UN report damns failings during Sri Lankan civil war climax
An internal United Nations report has strongly criticised its own officials for failing to protect civilians during the last days of the decades-long civil war in Sri Lanka, saying it could have done much more to save lives.
More than 30,000 civilians died during fighting between militant Tamil separatists from the Liberation Tigers of Tamil Eelam (LTTE) and the country’s armed forces in battles that culminated in the total defeat of the LTTE in May 2009.
The Sri Lankan military has been held responsible for most of those deaths by many observers and is accused of indiscriminately shelling areas where a small number of fighters were mixed with huge crowds of refugees. Authorities deny the charge.
The report, leaked to the BBC, is due to be presented to the UN secretary general, Ban Ki-moon, on Wednesday in New York. It paints the organisation’s Sri Lanka operation as crippled by a lack of experience and susceptible to government intimidation.
The UN should "be able to meet a much higher standard in fulfilling its protection and humanitarian responsibilities", it says.
According to the BBC, the report says that "many senior UN staff did not perceive the prevention of killing of civilians as their responsibility … and agency and department heads at UN [headquarters] were not instructing them otherwise". There was, it is claimed, "a sustained and institutionalised reluctance" among UN personnel in Sri Lanka "to stand up for the rights of people they were mandated to assist".
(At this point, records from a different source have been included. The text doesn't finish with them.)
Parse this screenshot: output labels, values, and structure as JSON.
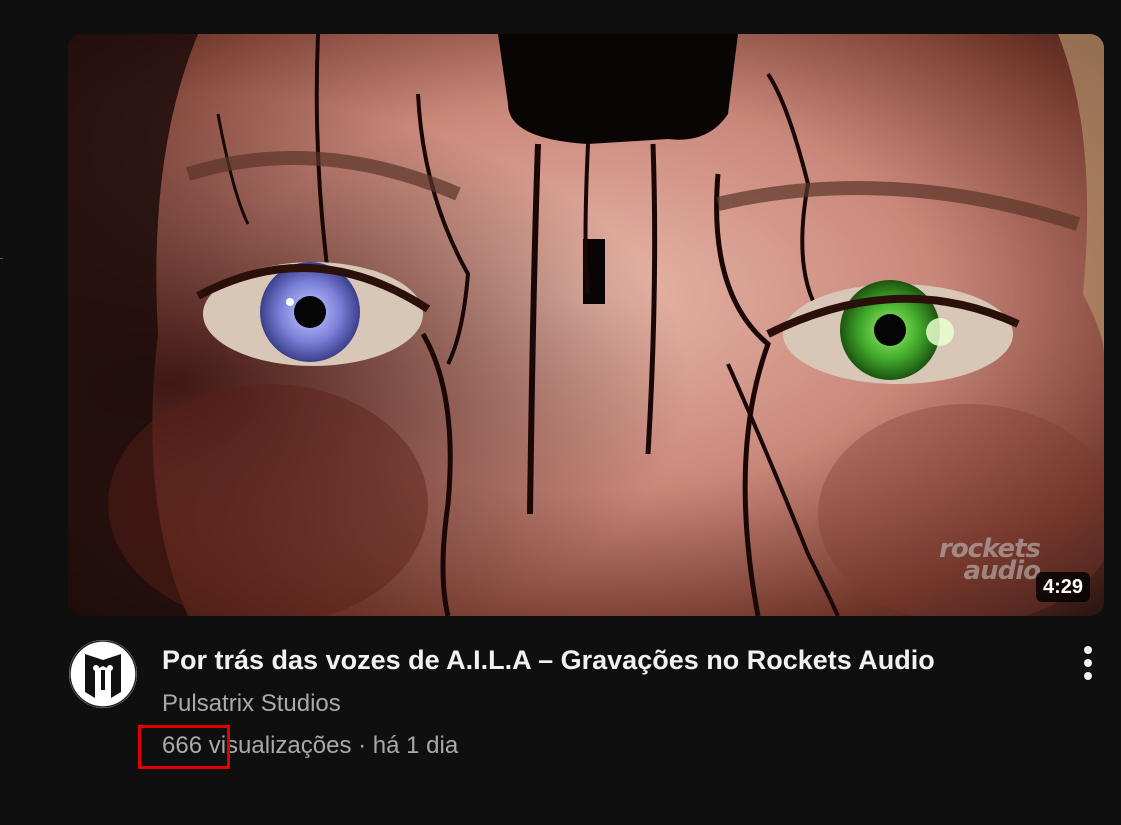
{
  "video": {
    "title": "Por trás das vozes de A.I.L.A – Gravações no Rockets Audio",
    "duration": "4:29",
    "thumbnail_watermark_line1": "rockets",
    "thumbnail_watermark_line2": "audio",
    "thumbnail_icon": "face-with-mismatched-eyes-image"
  },
  "channel": {
    "name": "Pulsatrix Studios",
    "avatar_icon": "pulsatrix-logo-icon"
  },
  "stats": {
    "views": "666 visualizações",
    "separator": " · ",
    "age": "há 1 dia"
  },
  "actions": {
    "more_icon": "more-vert-icon"
  },
  "annotation": {
    "highlight_color": "#e00000"
  },
  "colors": {
    "background": "#0f0f0f",
    "title": "#f1f1f1",
    "secondary_text": "#aaaaaa"
  }
}
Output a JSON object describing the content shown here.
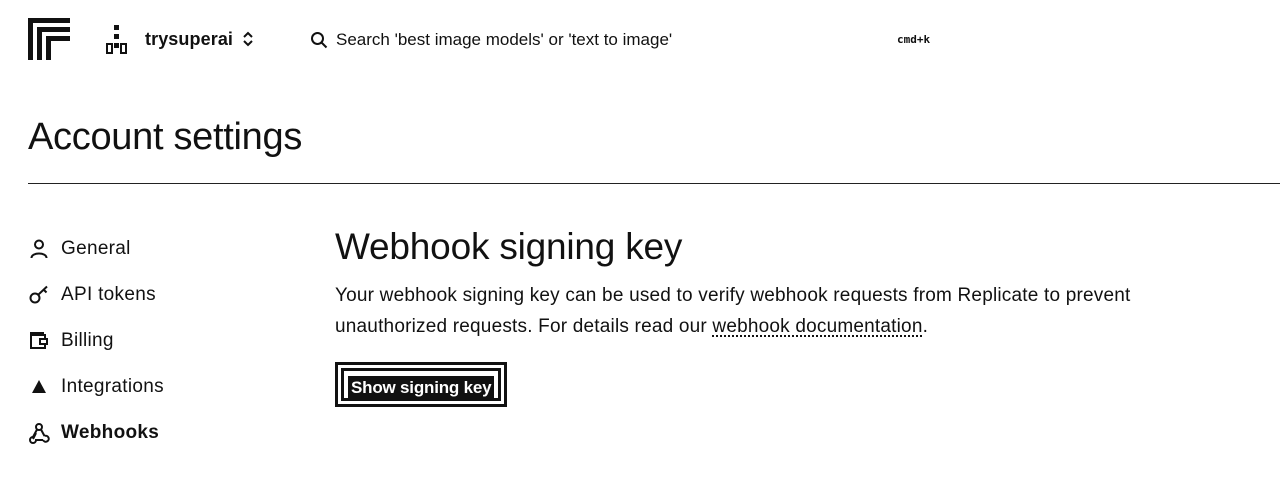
{
  "header": {
    "logo_icon": "replicate-logo-icon",
    "org": {
      "icon": "org-icon",
      "name": "trysuperai",
      "chevron_icon": "chevron-up-down-icon"
    },
    "search": {
      "icon": "search-icon",
      "placeholder": "Search 'best image models' or 'text to image'",
      "value": "",
      "shortcut": "cmd+k"
    }
  },
  "page": {
    "title": "Account settings"
  },
  "sidebar": {
    "items": [
      {
        "label": "General",
        "icon": "person-icon",
        "active": false
      },
      {
        "label": "API tokens",
        "icon": "key-icon",
        "active": false
      },
      {
        "label": "Billing",
        "icon": "wallet-icon",
        "active": false
      },
      {
        "label": "Integrations",
        "icon": "triangle-icon",
        "active": false
      },
      {
        "label": "Webhooks",
        "icon": "webhook-icon",
        "active": true
      }
    ]
  },
  "main": {
    "title": "Webhook signing key",
    "description_prefix": "Your webhook signing key can be used to verify webhook requests from Replicate to prevent unauthorized requests. For details read our ",
    "link_text": "webhook documentation",
    "description_suffix": ".",
    "button_label": "Show signing key"
  },
  "colors": {
    "text": "#111111",
    "background": "#ffffff"
  }
}
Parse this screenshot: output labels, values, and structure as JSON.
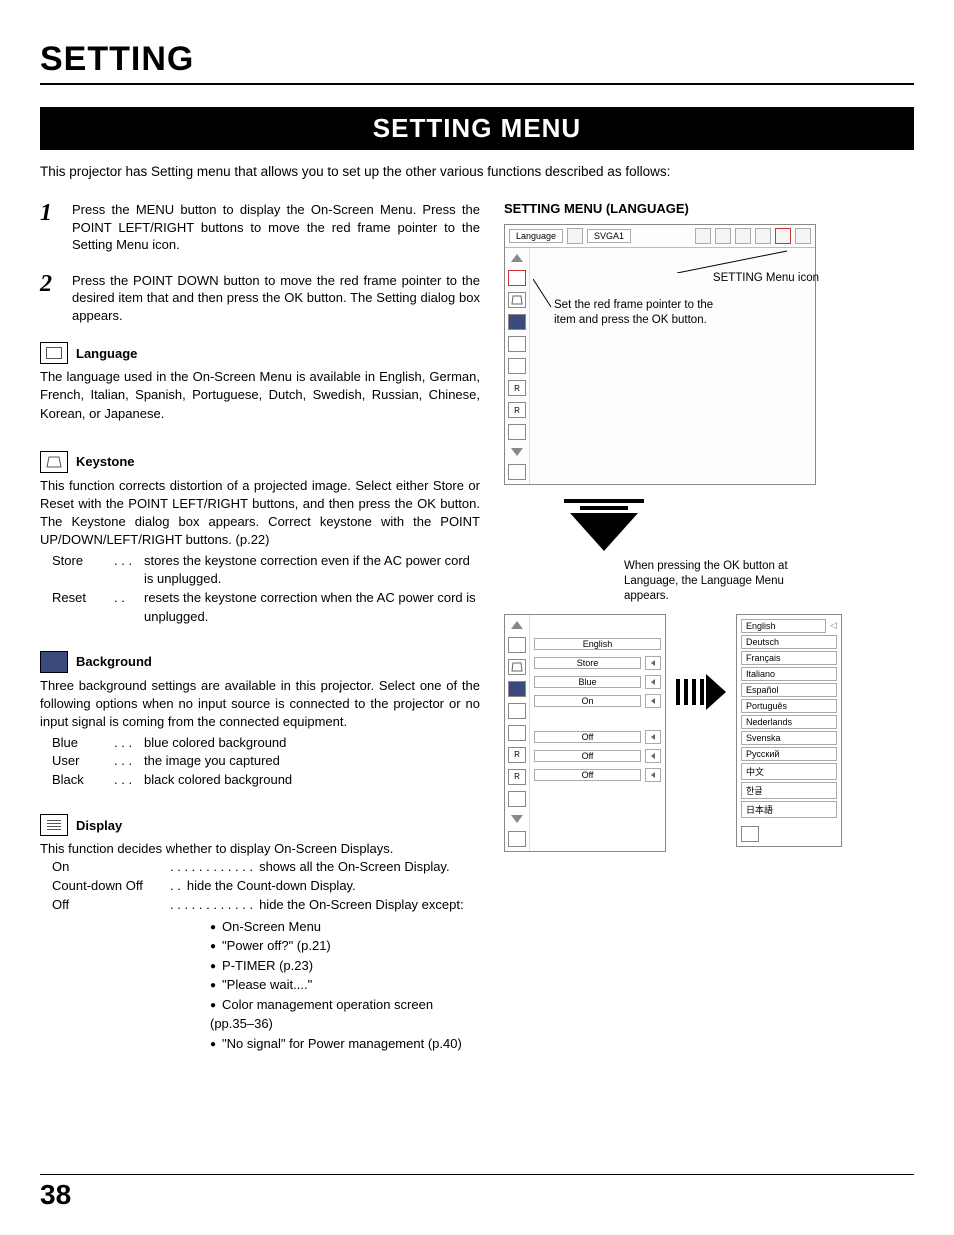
{
  "section_title": "SETTING",
  "bar_title": "SETTING MENU",
  "intro": "This projector has Setting menu that allows you to set up the other various functions described as follows:",
  "steps": [
    "Press the MENU button to display the On-Screen Menu. Press the POINT LEFT/RIGHT buttons to move the red frame pointer to the Setting Menu icon.",
    "Press the POINT DOWN button to move the red frame pointer to the desired item that and then press the OK button. The Setting dialog box appears."
  ],
  "features": {
    "language": {
      "title": "Language",
      "body": "The language used in the On-Screen Menu is available in English, German, French, Italian, Spanish, Portuguese, Dutch, Swedish, Russian, Chinese, Korean, or Japanese."
    },
    "keystone": {
      "title": "Keystone",
      "body": "This function corrects distortion of a projected image. Select either Store or Reset with the POINT LEFT/RIGHT buttons, and then press the OK button. The Keystone dialog box appears. Correct keystone with the POINT UP/DOWN/LEFT/RIGHT buttons. (p.22)",
      "items": [
        {
          "label": "Store",
          "dots": ". . .",
          "val": "stores the keystone correction even if the AC power cord is unplugged."
        },
        {
          "label": "Reset",
          "dots": ". .",
          "val": "resets the keystone correction when the AC power cord is unplugged."
        }
      ]
    },
    "background": {
      "title": "Background",
      "body": "Three background settings are available in this projector. Select one of the following options when no input source is connected to the projector or no input signal is coming from the connected equipment.",
      "items": [
        {
          "label": "Blue",
          "dots": ". . .",
          "val": "blue colored background"
        },
        {
          "label": "User",
          "dots": ". . .",
          "val": "the image you captured"
        },
        {
          "label": "Black",
          "dots": ". . .",
          "val": "black colored background"
        }
      ]
    },
    "display": {
      "title": "Display",
      "body": "This function decides whether to display On-Screen Displays.",
      "items": [
        {
          "label": "On",
          "dots": ". . . . . . . . . . . .",
          "val": "shows all the On-Screen Display."
        },
        {
          "label": "Count-down Off",
          "dots": ". .",
          "val": "hide the Count-down Display."
        },
        {
          "label": "Off",
          "dots": ". . . . . . . . . . . .",
          "val": "hide the On-Screen Display except:"
        }
      ],
      "bullets": [
        "On-Screen Menu",
        "\"Power off?\" (p.21)",
        "P-TIMER (p.23)",
        "\"Please wait....\"",
        "Color management operation screen (pp.35–36)",
        "\"No signal\" for Power management (p.40)"
      ]
    }
  },
  "right": {
    "heading": "SETTING MENU (LANGUAGE)",
    "topbar_label": "Language",
    "topbar_mode": "SVGA1",
    "callout_icon": "SETTING Menu icon",
    "callout_pointer": "Set the red frame pointer to the item and press the OK button.",
    "note": "When pressing the OK button at Language, the Language Menu appears.",
    "setting_values": [
      "English",
      "Store",
      "Blue",
      "On",
      "",
      "Off",
      "Off",
      "Off"
    ],
    "languages": [
      "English",
      "Deutsch",
      "Français",
      "Italiano",
      "Español",
      "Português",
      "Nederlands",
      "Svenska",
      "Русский",
      "中文",
      "한글",
      "日本語"
    ]
  },
  "page_number": "38"
}
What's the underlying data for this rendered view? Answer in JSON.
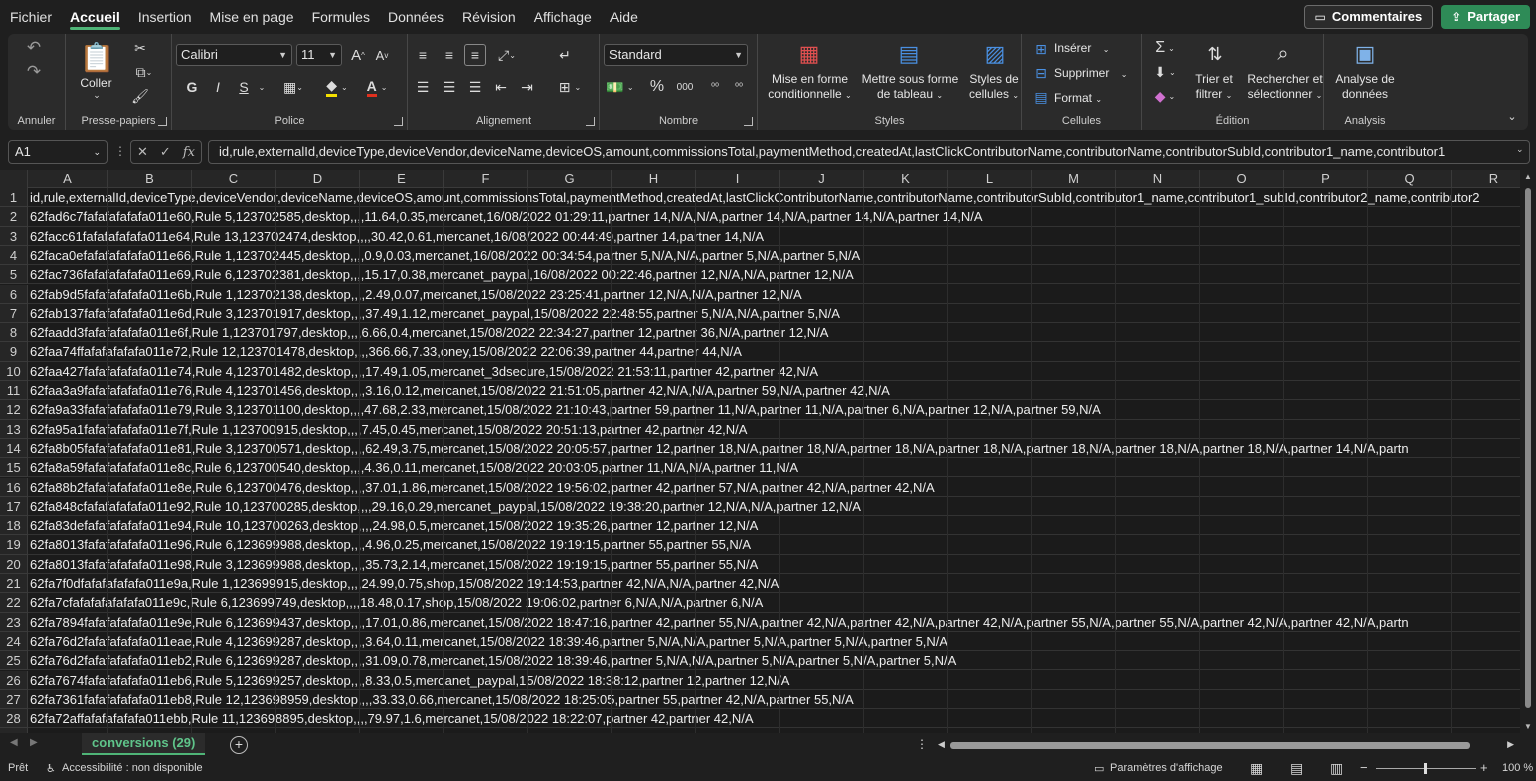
{
  "menu": {
    "items": [
      "Fichier",
      "Accueil",
      "Insertion",
      "Mise en page",
      "Formules",
      "Données",
      "Révision",
      "Affichage",
      "Aide"
    ],
    "active_index": 1,
    "comments_label": "Commentaires",
    "share_label": "Partager"
  },
  "ribbon": {
    "undo_label": "Annuler",
    "clipboard": {
      "paste_label": "Coller",
      "group_label": "Presse-papiers"
    },
    "font": {
      "name": "Calibri",
      "size": "11",
      "group_label": "Police",
      "bold": "G",
      "italic": "I",
      "underline": "S",
      "grow": "A",
      "shrink": "A"
    },
    "alignment": {
      "group_label": "Alignement"
    },
    "number": {
      "format": "Standard",
      "group_label": "Nombre",
      "percent": "%",
      "thousands": "000"
    },
    "styles": {
      "conditional": [
        "Mise en forme",
        "conditionnelle"
      ],
      "table": [
        "Mettre sous forme",
        "de tableau"
      ],
      "cell_styles": [
        "Styles de",
        "cellules"
      ],
      "group_label": "Styles"
    },
    "cells": {
      "insert": "Insérer",
      "delete": "Supprimer",
      "format": "Format",
      "group_label": "Cellules"
    },
    "editing": {
      "sort": [
        "Trier et",
        "filtrer"
      ],
      "find": [
        "Rechercher et",
        "sélectionner"
      ],
      "group_label": "Édition"
    },
    "analysis": {
      "analyze": [
        "Analyse de",
        "données"
      ],
      "group_label": "Analysis"
    }
  },
  "formula_bar": {
    "cell_ref": "A1",
    "content": "id,rule,externalId,deviceType,deviceVendor,deviceName,deviceOS,amount,commissionsTotal,paymentMethod,createdAt,lastClickContributorName,contributorName,contributorSubId,contributor1_name,contributor1"
  },
  "grid": {
    "columns": [
      "A",
      "B",
      "C",
      "D",
      "E",
      "F",
      "G",
      "H",
      "I",
      "J",
      "K",
      "L",
      "M",
      "N",
      "O",
      "P",
      "Q",
      "R"
    ],
    "rows": [
      "id,rule,externalId,deviceType,deviceVendor,deviceName,deviceOS,amount,commissionsTotal,paymentMethod,createdAt,lastClickContributorName,contributorName,contributorSubId,contributor1_name,contributor1_subId,contributor2_name,contributor2",
      "62fad6c7fafafafafafa011e60,Rule 5,123702585,desktop,,,,11.64,0.35,mercanet,16/08/2022 01:29:11,partner 14,N/A,N/A,partner 14,N/A,partner 14,N/A,partner 14,N/A",
      "62facc61fafafafafafa011e64,Rule 13,123702474,desktop,,,,30.42,0.61,mercanet,16/08/2022 00:44:49,partner 14,partner 14,N/A",
      "62faca0efafafafafafa011e66,Rule 1,123702445,desktop,,,,0.9,0.03,mercanet,16/08/2022 00:34:54,partner 5,N/A,N/A,partner 5,N/A,partner 5,N/A",
      "62fac736fafafafafafa011e69,Rule 6,123702381,desktop,,,,15.17,0.38,mercanet_paypal,16/08/2022 00:22:46,partner 12,N/A,N/A,partner 12,N/A",
      "62fab9d5fafafafafafa011e6b,Rule 1,123702138,desktop,,,,2.49,0.07,mercanet,15/08/2022 23:25:41,partner 12,N/A,N/A,partner 12,N/A",
      "62fab137fafafafafafa011e6d,Rule 3,123701917,desktop,,,,37.49,1.12,mercanet_paypal,15/08/2022 22:48:55,partner 5,N/A,N/A,partner 5,N/A",
      "62faadd3fafafafafafa011e6f,Rule 1,123701797,desktop,,,,6.66,0.4,mercanet,15/08/2022 22:34:27,partner 12,partner 36,N/A,partner 12,N/A",
      "62faa74ffafafafafafa011e72,Rule 12,123701478,desktop,,,,366.66,7.33,oney,15/08/2022 22:06:39,partner 44,partner 44,N/A",
      "62faa427fafafafafafa011e74,Rule 4,123701482,desktop,,,,17.49,1.05,mercanet_3dsecure,15/08/2022 21:53:11,partner 42,partner 42,N/A",
      "62faa3a9fafafafafafa011e76,Rule 4,123701456,desktop,,,,3.16,0.12,mercanet,15/08/2022 21:51:05,partner 42,N/A,N/A,partner 59,N/A,partner 42,N/A",
      "62fa9a33fafafafafafa011e79,Rule 3,123701100,desktop,,,,47.68,2.33,mercanet,15/08/2022 21:10:43,partner 59,partner 11,N/A,partner 11,N/A,partner 6,N/A,partner 12,N/A,partner 59,N/A",
      "62fa95a1fafafafafafa011e7f,Rule 1,123700915,desktop,,,,7.45,0.45,mercanet,15/08/2022 20:51:13,partner 42,partner 42,N/A",
      "62fa8b05fafafafafafa011e81,Rule 3,123700571,desktop,,,,62.49,3.75,mercanet,15/08/2022 20:05:57,partner 12,partner 18,N/A,partner 18,N/A,partner 18,N/A,partner 18,N/A,partner 18,N/A,partner 18,N/A,partner 18,N/A,partner 14,N/A,partn",
      "62fa8a59fafafafafafa011e8c,Rule 6,123700540,desktop,,,,4.36,0.11,mercanet,15/08/2022 20:03:05,partner 11,N/A,N/A,partner 11,N/A",
      "62fa88b2fafafafafafa011e8e,Rule 6,123700476,desktop,,,,37.01,1.86,mercanet,15/08/2022 19:56:02,partner 42,partner 57,N/A,partner 42,N/A,partner 42,N/A",
      "62fa848cfafafafafafa011e92,Rule 10,123700285,desktop,,,,29.16,0.29,mercanet_paypal,15/08/2022 19:38:20,partner 12,N/A,N/A,partner 12,N/A",
      "62fa83defafafafafafa011e94,Rule 10,123700263,desktop,,,,24.98,0.5,mercanet,15/08/2022 19:35:26,partner 12,partner 12,N/A",
      "62fa8013fafafafafafa011e96,Rule 6,123699988,desktop,,,,4.96,0.25,mercanet,15/08/2022 19:19:15,partner 55,partner 55,N/A",
      "62fa8013fafafafafafa011e98,Rule 3,123699988,desktop,,,,35.73,2.14,mercanet,15/08/2022 19:19:15,partner 55,partner 55,N/A",
      "62fa7f0dfafafafafafa011e9a,Rule 1,123699915,desktop,,,,24.99,0.75,shop,15/08/2022 19:14:53,partner 42,N/A,N/A,partner 42,N/A",
      "62fa7cfafafafafafafa011e9c,Rule 6,123699749,desktop,,,,18.48,0.17,shop,15/08/2022 19:06:02,partner 6,N/A,N/A,partner 6,N/A",
      "62fa7894fafafafafafa011e9e,Rule 6,123699437,desktop,,,,17.01,0.86,mercanet,15/08/2022 18:47:16,partner 42,partner 55,N/A,partner 42,N/A,partner 42,N/A,partner 42,N/A,partner 55,N/A,partner 55,N/A,partner 42,N/A,partner 42,N/A,partn",
      "62fa76d2fafafafafafa011eae,Rule 4,123699287,desktop,,,,3.64,0.11,mercanet,15/08/2022 18:39:46,partner 5,N/A,N/A,partner 5,N/A,partner 5,N/A,partner 5,N/A",
      "62fa76d2fafafafafafa011eb2,Rule 6,123699287,desktop,,,,31.09,0.78,mercanet,15/08/2022 18:39:46,partner 5,N/A,N/A,partner 5,N/A,partner 5,N/A,partner 5,N/A",
      "62fa7674fafafafafafa011eb6,Rule 5,123699257,desktop,,,,8.33,0.5,mercanet_paypal,15/08/2022 18:38:12,partner 12,partner 12,N/A",
      "62fa7361fafafafafafa011eb8,Rule 12,123698959,desktop,,,,33.33,0.66,mercanet,15/08/2022 18:25:05,partner 55,partner 42,N/A,partner 55,N/A",
      "62fa72affafafafafafa011ebb,Rule 11,123698895,desktop,,,,79.97,1.6,mercanet,15/08/2022 18:22:07,partner 42,partner 42,N/A"
    ]
  },
  "sheet_tabs": {
    "active": "conversions (29)",
    "add_label": "+"
  },
  "status_bar": {
    "ready": "Prêt",
    "accessibility": "Accessibilité : non disponible",
    "display_settings": "Paramètres d'affichage",
    "zoom": "100 %",
    "zoom_minus": "−",
    "zoom_plus": "+"
  }
}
Former UN officials serving in the Sri Lanka at the time say they were forced to make difficult decisions under great pressure. The report, the work of a panel led by the former UN official Charles Petrie, details how the organisation failed to publicise authoritative data about the human toll of the fighting as casualties mounted. It criticises an earlier decision to withdraw UN staff from zones where much of the killing later took place because the Sri Lankan government said their safety could no longer be guaranteed.
The Sri Lankan government, dominated by nationalist politicians from the Sinhalese majority, was determined that international public opinion would not prevent it eradicating the LTTE in a final, brutal campaign that would end the 25-year-old civil war in the island nation.
The Tamil Tigers were responsible for numerous human rights abuses in the zones they controlled in the northern part of the country, including forced conscription of teenagers for their military. They also pioneered the tactic of suicide bombing.
The Sri Lankan government successfully prevented independent witnesses such as diplomats, reporters and representatives of NGOs from reaching the combat zones during the last months of the war.
A UN spokesman said the organisation would comment when the report was published in the coming days. There was no immediate statement from Sri Lankan authorities in response to the leak.
Though Sri Lanka’s GDP rose by around 8% during 2011 and tourism is set to bring in more than $1bn this year, the popularity that President Mahinda Rajapaksa, who took power in 2005, won among the Sinhalese majority after the victory over the Tamil Tigers has faded.